**INSTRUCTIONS TO FOLLOW**
Reproduce every line in the material below that holds "icon".

--- START ---

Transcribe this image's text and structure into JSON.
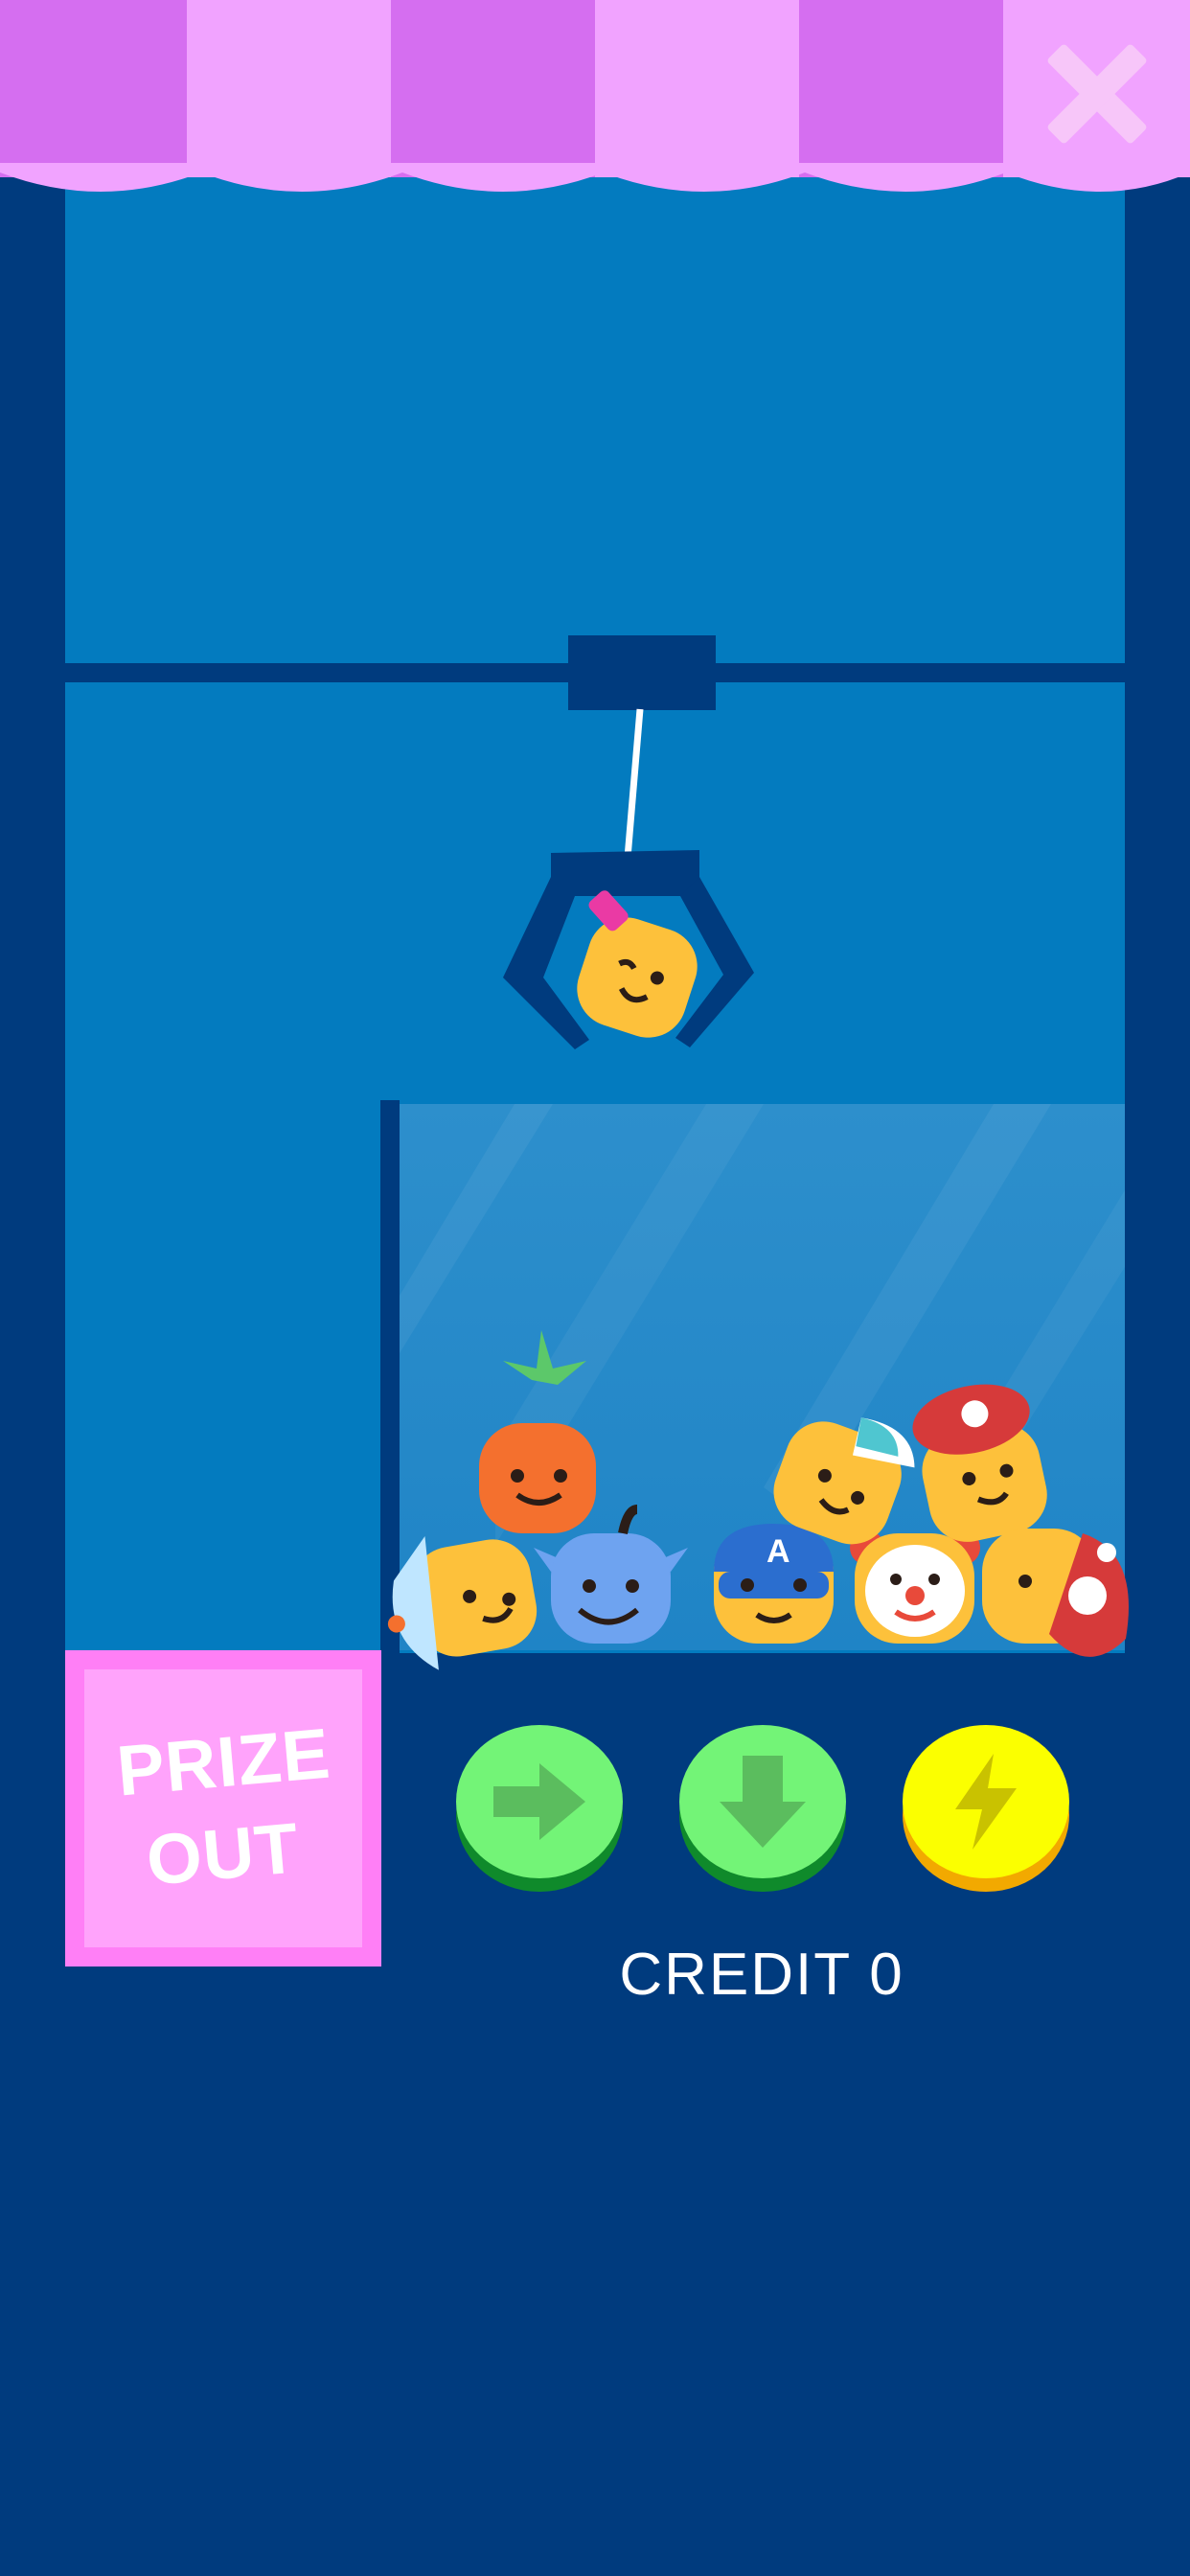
{
  "colors": {
    "frame": "#003b7e",
    "play_area": "#037bbf",
    "awning_light": "#f1a3ff",
    "awning_dark": "#d56ef0",
    "prize_out_border": "#ff7ff6",
    "prize_out_fill": "#ffa3fb",
    "button_green": "#73f477",
    "button_green_shadow": "#0f8a2b",
    "button_yellow": "#fbff00",
    "button_yellow_shadow": "#f2a900"
  },
  "header": {
    "close_icon": "close-icon"
  },
  "prize_out": {
    "line1": "PRIZE",
    "line2": "OUT"
  },
  "controls": {
    "right_icon": "arrow-right-icon",
    "down_icon": "arrow-down-icon",
    "power_icon": "lightning-icon"
  },
  "credit": {
    "text": "CREDIT 0"
  }
}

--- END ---

**EXERCISE RESULT**
    "close_icon": "close-icon"
    "right_icon": "arrow-right-icon",
    "down_icon": "arrow-down-icon",
    "power_icon": "lightning-icon"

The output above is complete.